Records for this task –
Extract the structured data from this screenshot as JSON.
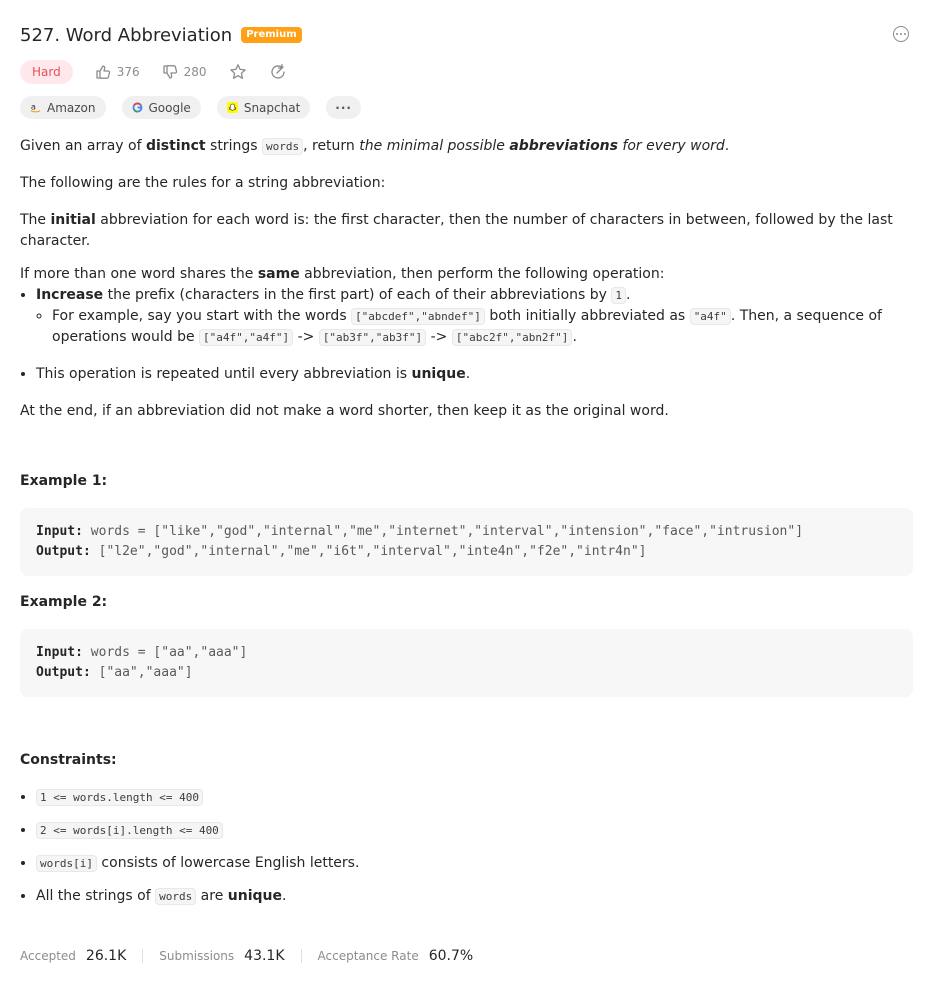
{
  "header": {
    "title": "527. Word Abbreviation",
    "premium_badge": "Premium"
  },
  "meta": {
    "difficulty": "Hard",
    "likes": "376",
    "dislikes": "280"
  },
  "tags": [
    {
      "label": "Amazon"
    },
    {
      "label": "Google"
    },
    {
      "label": "Snapchat"
    },
    {
      "label": "···"
    }
  ],
  "description": {
    "p1": {
      "a": "Given an array of ",
      "b": "distinct",
      "c": " strings ",
      "code": "words",
      "d": ", return ",
      "e": "the minimal possible ",
      "f": "abbreviations",
      "g": " for every word",
      "h": "."
    },
    "p2": "The following are the rules for a string abbreviation:",
    "p3": {
      "a": "The ",
      "b": "initial",
      "c": " abbreviation for each word is: the first character, then the number of characters in between, followed by the last character."
    },
    "p4": {
      "a": "If more than one word shares the ",
      "b": "same",
      "c": " abbreviation, then perform the following operation:"
    },
    "bullet1": {
      "a": "Increase",
      "b": " the prefix (characters in the first part) of each of their abbreviations by ",
      "code": "1",
      "c": "."
    },
    "sub1": {
      "a": "For example, say you start with the words ",
      "code1": "[\"abcdef\",\"abndef\"]",
      "b": " both initially abbreviated as ",
      "code2": "\"a4f\"",
      "c": ". Then, a sequence of operations would be ",
      "code3": "[\"a4f\",\"a4f\"]",
      "arrow1": " -> ",
      "code4": "[\"ab3f\",\"ab3f\"]",
      "arrow2": " -> ",
      "code5": "[\"abc2f\",\"abn2f\"]",
      "d": "."
    },
    "bullet2": {
      "a": "This operation is repeated until every abbreviation is ",
      "b": "unique",
      "c": "."
    },
    "p5": "At the end, if an abbreviation did not make a word shorter, then keep it as the original word."
  },
  "examples": [
    {
      "title": "Example 1:",
      "input_label": "Input:",
      "input": "words = [\"like\",\"god\",\"internal\",\"me\",\"internet\",\"interval\",\"intension\",\"face\",\"intrusion\"]",
      "output_label": "Output:",
      "output": "[\"l2e\",\"god\",\"internal\",\"me\",\"i6t\",\"interval\",\"inte4n\",\"f2e\",\"intr4n\"]"
    },
    {
      "title": "Example 2:",
      "input_label": "Input:",
      "input": "words = [\"aa\",\"aaa\"]",
      "output_label": "Output:",
      "output": "[\"aa\",\"aaa\"]"
    }
  ],
  "constraints": {
    "title": "Constraints:",
    "c1": "1 <= words.length <= 400",
    "c2": "2 <= words[i].length <= 400",
    "c3_code": "words[i]",
    "c3_text": " consists of lowercase English letters.",
    "c4_a": "All the strings of ",
    "c4_code": "words",
    "c4_b": " are ",
    "c4_c": "unique",
    "c4_d": "."
  },
  "stats": {
    "accepted_label": "Accepted",
    "accepted": "26.1K",
    "submissions_label": "Submissions",
    "submissions": "43.1K",
    "rate_label": "Acceptance Rate",
    "rate": "60.7%"
  },
  "colors": {
    "premium": "#ffa116",
    "hard": "#e8505b",
    "hard_bg": "#ffe8eb"
  },
  "icons": [
    "thumbs-up-icon",
    "thumbs-down-icon",
    "star-icon",
    "share-icon",
    "more-icon",
    "amazon-icon",
    "google-icon",
    "snapchat-icon"
  ]
}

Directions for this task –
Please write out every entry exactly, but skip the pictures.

Task solution –
Extract the structured data from this screenshot as JSON.
{
  "header": {
    "title": "527. Word Abbreviation",
    "premium_badge": "Premium"
  },
  "meta": {
    "difficulty": "Hard",
    "likes": "376",
    "dislikes": "280"
  },
  "tags": [
    {
      "label": "Amazon"
    },
    {
      "label": "Google"
    },
    {
      "label": "Snapchat"
    },
    {
      "label": "···"
    }
  ],
  "description": {
    "p1": {
      "a": "Given an array of ",
      "b": "distinct",
      "c": " strings ",
      "code": "words",
      "d": ", return ",
      "e": "the minimal possible ",
      "f": "abbreviations",
      "g": " for every word",
      "h": "."
    },
    "p2": "The following are the rules for a string abbreviation:",
    "p3": {
      "a": "The ",
      "b": "initial",
      "c": " abbreviation for each word is: the first character, then the number of characters in between, followed by the last character."
    },
    "p4": {
      "a": "If more than one word shares the ",
      "b": "same",
      "c": " abbreviation, then perform the following operation:"
    },
    "bullet1": {
      "a": "Increase",
      "b": " the prefix (characters in the first part) of each of their abbreviations by ",
      "code": "1",
      "c": "."
    },
    "sub1": {
      "a": "For example, say you start with the words ",
      "code1": "[\"abcdef\",\"abndef\"]",
      "b": " both initially abbreviated as ",
      "code2": "\"a4f\"",
      "c": ". Then, a sequence of operations would be ",
      "code3": "[\"a4f\",\"a4f\"]",
      "arrow1": " -> ",
      "code4": "[\"ab3f\",\"ab3f\"]",
      "arrow2": " -> ",
      "code5": "[\"abc2f\",\"abn2f\"]",
      "d": "."
    },
    "bullet2": {
      "a": "This operation is repeated until every abbreviation is ",
      "b": "unique",
      "c": "."
    },
    "p5": "At the end, if an abbreviation did not make a word shorter, then keep it as the original word."
  },
  "examples": [
    {
      "title": "Example 1:",
      "input_label": "Input:",
      "input": "words = [\"like\",\"god\",\"internal\",\"me\",\"internet\",\"interval\",\"intension\",\"face\",\"intrusion\"]",
      "output_label": "Output:",
      "output": "[\"l2e\",\"god\",\"internal\",\"me\",\"i6t\",\"interval\",\"inte4n\",\"f2e\",\"intr4n\"]"
    },
    {
      "title": "Example 2:",
      "input_label": "Input:",
      "input": "words = [\"aa\",\"aaa\"]",
      "output_label": "Output:",
      "output": "[\"aa\",\"aaa\"]"
    }
  ],
  "constraints": {
    "title": "Constraints:",
    "c1": "1 <= words.length <= 400",
    "c2": "2 <= words[i].length <= 400",
    "c3_code": "words[i]",
    "c3_text": " consists of lowercase English letters.",
    "c4_a": "All the strings of ",
    "c4_code": "words",
    "c4_b": " are ",
    "c4_c": "unique",
    "c4_d": "."
  },
  "stats": {
    "accepted_label": "Accepted",
    "accepted": "26.1K",
    "submissions_label": "Submissions",
    "submissions": "43.1K",
    "rate_label": "Acceptance Rate",
    "rate": "60.7%"
  },
  "colors": {
    "premium": "#ffa116",
    "hard": "#e8505b",
    "hard_bg": "#ffe8eb"
  },
  "icons": [
    "thumbs-up-icon",
    "thumbs-down-icon",
    "star-icon",
    "share-icon",
    "more-icon",
    "amazon-icon",
    "google-icon",
    "snapchat-icon"
  ]
}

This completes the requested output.